Estimate: £25,000 – £35,000 ($30,000 – $42,000)

Sold for: £107,100 ($130,000)

When Sotheby’s offered this work in late June, it not only more than tripled the high estimate, it also became the third-most expensive work at auction for the artist. The artist “has quite the cult following,” according to Antonia Gardner, Sotheby’s head of contemporary art day sales. 

Only six works from this series by Thek have ever appeared on the secondary market before, she notes. “For me, there is something particularly special about Fireflies. The way the light illuminates the neon green pigments creates a glowing effect, and it was wonderful to see four eager participants fight for this work.”

According to Alexander and Bonin gallery, though Thek was primarily known for his wax sculptures, he began and ended his career as a painter.

—Eileen Kinsella

Sir Cedric Morris

Still Life with Tiger Moth

Lot 236, Sir Cedric Morris, Still Life with Tiger Moth, Lot sold 226,800 GBP (Large)

Sir Cedric Morris, Still Life with Tiger Moth, sold for £226,800 at Sotheby’s, Modern British Day Auction on June 30, 2022. Courtesy of Sotheby’s.

Auction: Sotheby’s, Modern British Day Auction, June 30 

Estimate: £20,000 – £30,000 ($24,319 – $36,478)

Sold for: £226,800 ($275,778)

This oil on board painting from the Wakefield Family Collection totaled more than 10 times the lower end of its presale expectation, making it the fourth most expensive work by Sir Cedric Morris sold at auction, according to Artnet’s Price Database.

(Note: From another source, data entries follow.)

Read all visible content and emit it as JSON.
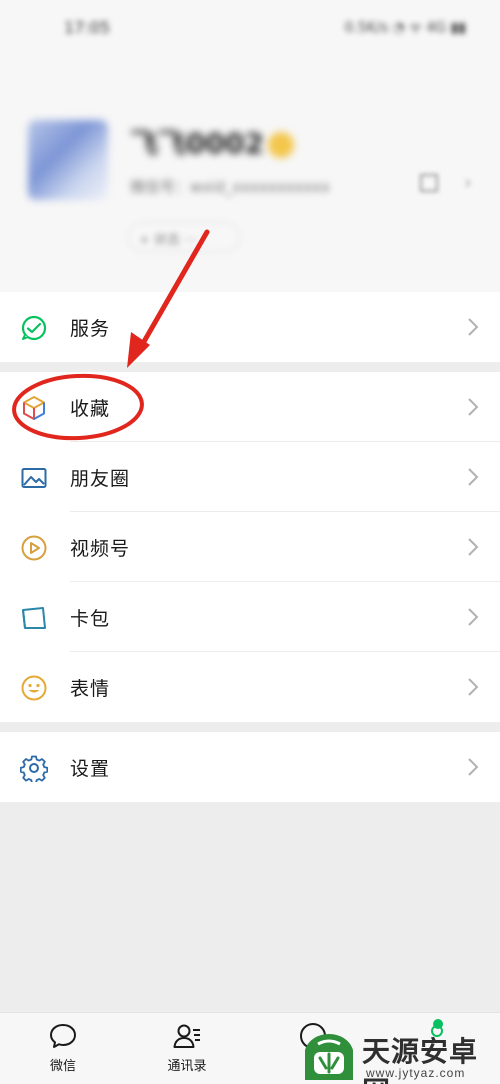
{
  "status_bar": {
    "time": "17:05",
    "icons_text": "0.5K/s ◔ ᯤ 4G ▮▮"
  },
  "profile": {
    "nickname": "飞飞0002",
    "wxid": "微信号：wxid_xxxxxxxxxxx",
    "status_label": "+ 状态  ···"
  },
  "menu": {
    "services": {
      "label": "服务",
      "icon": "wechat-pay-icon",
      "color": "#07c160"
    },
    "favorites": {
      "label": "收藏",
      "icon": "cube-icon"
    },
    "moments": {
      "label": "朋友圈",
      "icon": "image-icon",
      "color": "#2d6ba7"
    },
    "channels": {
      "label": "视频号",
      "icon": "play-circle-icon",
      "color": "#d8a03d"
    },
    "cards": {
      "label": "卡包",
      "icon": "card-icon",
      "color": "#2b86a8"
    },
    "stickers": {
      "label": "表情",
      "icon": "smile-icon",
      "color": "#e5a935"
    },
    "settings": {
      "label": "设置",
      "icon": "gear-icon",
      "color": "#2b6aa8"
    }
  },
  "tabbar": {
    "tabs": [
      {
        "label": "微信",
        "icon": "chat-bubble-icon"
      },
      {
        "label": "通讯录",
        "icon": "contacts-icon"
      },
      {
        "label": "",
        "icon": "compass-icon"
      },
      {
        "label": "",
        "icon": "person-icon"
      }
    ]
  },
  "annotation": {
    "color": "#e0261d"
  },
  "watermark": {
    "title": "天源安卓网",
    "url": "www.jytyaz.com"
  }
}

In fact, the artist’s second and the third highest prices were also set at the very same Modern British day sale at the end of June. The painter and plantsman who died in 1982 is now in vogue, literally, with his colorful, vivid portraits of plants, and his love for plants and gardening inspiring a menswear fashion photoshoot by Erdem.

This work was among a group of works by Morris that were acquired directly from the artist nearly 70 years ago. The stunning prices achieved could be seen as a reflection of a growing interest in Morris’s works in the last few years (the artist record was set in 2020).

Frances Christie, deputy chair for Sotheby’s U.K. and Ireland, called Still Life with Tiger Moth “a little jewel of a picture,” which had “the palette of a Dutch old master, with a dark dramatic background in contrast to the incredibly vibrant explosion of flowers at the center.” Morris’s life as a serious plantsman influenced his art tremendously, and his former tranquil home at Benton End, where he lived with his partner Lett Haines, is currently undergoing restoration before reopening as an artistic residence, school, and horticultural center. 

—Vivienne Chow

Follow Artnet News on Facebook:

Want to stay ahead of the art world? Subscribe to our newsletter to get the breaking news, eye-opening interviews, and incisive critical takes that drive the conversation forward.


Article topics
Subscribe or log in to read the rest of this content.

You are currently logged into this Artnet News Pro account on another device. Please log off from any other devices, and then reload this page continue. To find out if you are eligible for an Artnet News Pro group subscription, please contact [email protected]. Standard subscriptions can be purchased on the subscription page.

Log In